[Report]The 4th Meeting of the Japanese Philosophy Network

In his talk “In-between as With-in: Watsuji’s Aidagara and Kata”, Dr. Jordanco Sekulovski (Temple University Japan) argues that all Japanese cultures are kata-related. Kata is not just about martial arts, but a technology of the self. For example, how do Japanese people understand each other without talking? It is because there is a non-verbal understanding of kata. From his experience of practicing tea ceremony, Dr. Sekulovski notices that Japanese people do things that emphasize the form and order of an actual process. What is kata? In Japanese, there are expressions such as “Shikata ga nai” or “”Kata ni hamaru.” We cannot understand kata from an individualistic perspective, but from a collectivist perspective. In this sense, Watsuji Tetsuro does not begin his philosophy from an isolated contemplating ego, but the totality of all human existence. Concrete human existence can be seen as an interpersonal relational matrix, an in-betweenness of person and person. This can be related to an ethics based on kata. Here, ethics (rinri) means fellowship (nakama) and rationality or the laws of social existence (ri). In other words, to be an I means to be a correlative we. According to Dr. Sekulovski, Watsuji’s notion of aidagara is not merely about “in-between” (spatial distance or pattern between persons), but a “with-in” or “mid-place”, which can be understood as am all-encompassing or wrapping kata. The talk was followed by a rich discussion on the creativity of individuals, danger of fascism, the possibility of understanding aida as ma, temporal or historical aspect of art or technology, kata as formless form and some possible Chinese equivalences of kata.

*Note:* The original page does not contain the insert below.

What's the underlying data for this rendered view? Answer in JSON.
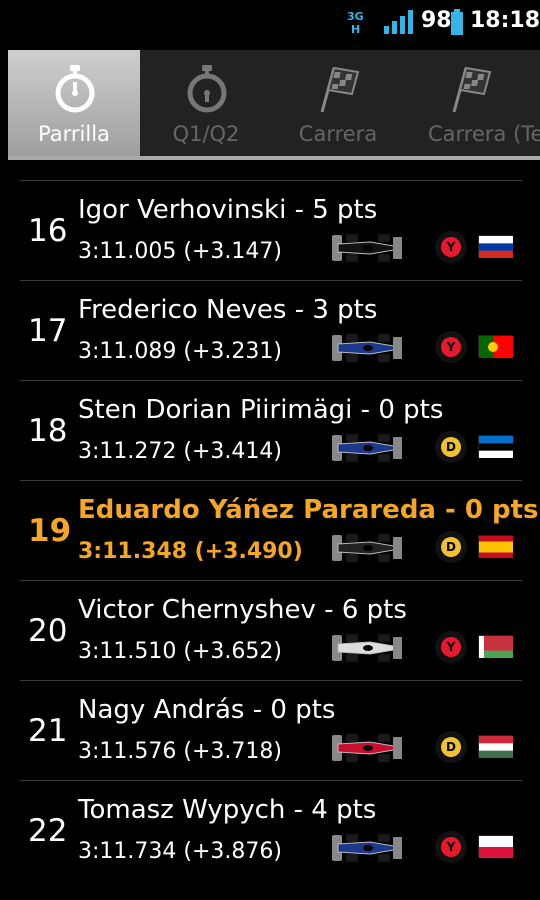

Reported by Ching-yuen Cheung (Graduate School of Arts and Sciences)
Photographed by Hanako Takayama (EAA Project Assistant Professor)